We’ve been here before. That is, we’ve heard Ben Mason of the soon-to-be-departed Smallgoods rebuild other people’s songs as a cappella gems. But where 2009’s Acapulco Volume 1 – named for a priceless malapropism from his mother – tackled Aussie peers like the Crayon Fields, Dappled Cities, Ned Collette and Pikelet, its follow-up focuses on Portland, Oregon. Mason spent a month there last year “with new and old musical friends”, and this is the gushing postcard from his visit.
Gushing not just because of Mason’s fondness for Portland and these six songs, but because of the unfettered way in which every structural component is exhaled from his body without any instrumental support. The approach is liberating, not limiting, and it’s a thrill to hear him move so freely through the material’s dips and peaks.

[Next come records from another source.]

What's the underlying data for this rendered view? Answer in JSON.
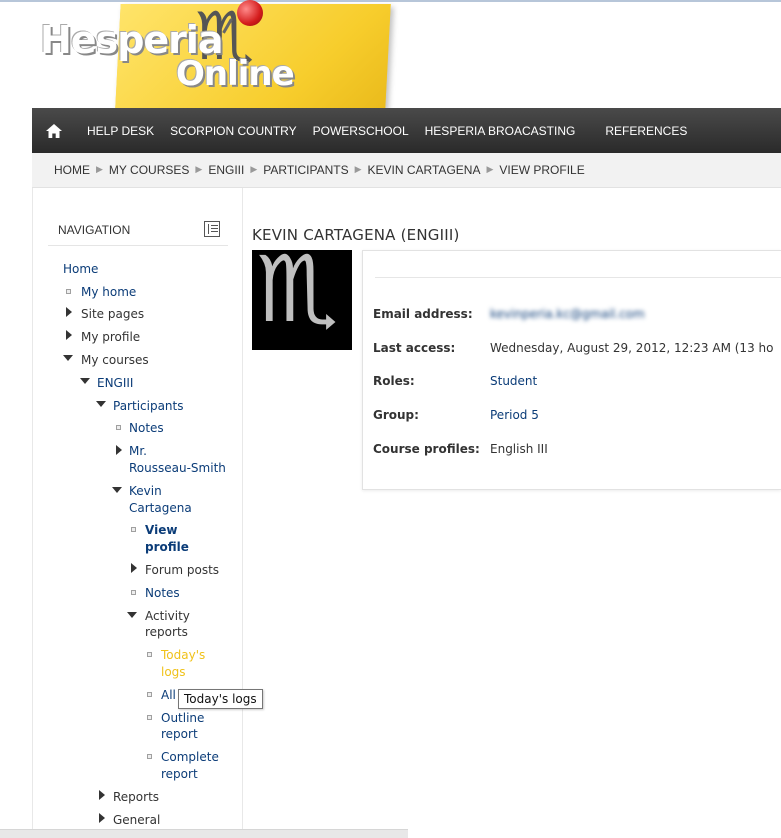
{
  "logo": {
    "line1": "Hesperia",
    "line2": "Online"
  },
  "navbar": {
    "items": [
      "HELP DESK",
      "SCORPION COUNTRY",
      "POWERSCHOOL",
      "HESPERIA BROACASTING",
      "REFERENCES"
    ]
  },
  "breadcrumb": [
    "HOME",
    "MY COURSES",
    "ENGIII",
    "PARTICIPANTS",
    "KEVIN CARTAGENA",
    "VIEW PROFILE"
  ],
  "navigation": {
    "title": "NAVIGATION",
    "items": {
      "home": "Home",
      "my_home": "My home",
      "site_pages": "Site pages",
      "my_profile": "My profile",
      "my_courses": "My courses",
      "engiii": "ENGIII",
      "participants": "Participants",
      "notes1": "Notes",
      "rousseau1": "Mr.",
      "rousseau2": "Rousseau-Smith",
      "kevin1": "Kevin",
      "kevin2": "Cartagena",
      "view_profile1": "View",
      "view_profile2": "profile",
      "forum_posts": "Forum posts",
      "notes2": "Notes",
      "activity1": "Activity",
      "activity2": "reports",
      "todays1": "Today's",
      "todays2": "logs",
      "all": "All",
      "outline1": "Outline",
      "outline2": "report",
      "complete1": "Complete",
      "complete2": "report",
      "reports": "Reports",
      "general": "General"
    }
  },
  "tooltip": "Today's logs",
  "profile": {
    "heading": "KEVIN CARTAGENA (ENGIII)",
    "rows": [
      {
        "label": "Email address:",
        "value": "kevinperia.kc@gmail.com"
      },
      {
        "label": "Last access:",
        "value": "Wednesday, August 29, 2012, 12:23 AM  (13 ho"
      },
      {
        "label": "Roles:",
        "value": "Student"
      },
      {
        "label": "Group:",
        "value": "Period 5"
      },
      {
        "label": "Course profiles:",
        "value": "English III"
      }
    ]
  },
  "colors": {
    "navbar": "#333333",
    "link": "#0b3c78",
    "active": "#f0c21a",
    "sticky_note": "#f9d53e"
  },
  "icons": {
    "home": "home-icon",
    "dock": "dock-block-icon",
    "pin": "pushpin-icon",
    "scorpion": "scorpion-icon"
  }
}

Building layer by layer and part by part, Mason gives himself over to songs that feel inherently moody, even before his naturally melancholy voice gets a hold of them.
On top of being a postcard, this is a love letter to harmonising. That’s no surprise to any Smallgoods fan, but this will be catnip to the kind of people who lose hours soaking up vocal-only Beach Boys mixes. Like the Futureheads’ newish a cappella album Rant, Acapulco Volume 2 doesn’t just rebuild entire songs with pure vocals, but recasts them with an eerie innocence and timelessness. Which, of course, is a perfect fit for the throwback AM-radio songwriting vibe Mason clearly cherishes – you can hear it in his selection of the Shins’ strongly ’70s-styled ‘Fall of 82’ (off their recent Port of Morrow) and Fruit Bats’ kindred ‘Too Weird’.
But he’s not just being anachronistic; he’s exposing each song’s fragile soul. Finely tuned lyrics come to the fore on Laura Gibson’s ‘Skin Warming Skin’, even as Mason uses his voice so well to establish a darker atmosphere in the background. His treatment of Sean Flinn’s ‘Patient Heart’ is at once flighty and weighty, depending on which vocal parts you concentrate on, and he nails the encapsulated dreaminess of ‘Time Machine Submarine’ by Shelley Short, who has toured Australia with Darren Hanlon and had her latest album released on his Flippin’ Yeah label here.
Closing with ‘Beach House’ by Arch Cape – the project of Rachel Blumberg from Mirah, Bright Eyes, M. Ward and more – Mason hits upon the project’s most apt lyrics: “This way we try to understand the way our bodies breathe and move.” Just as his Zombies project was a way to elevate his recording techniques, this is a rigorous study of the possibilities of vocals. Of how much we can do with what’s already inside us.
by Doug Wallen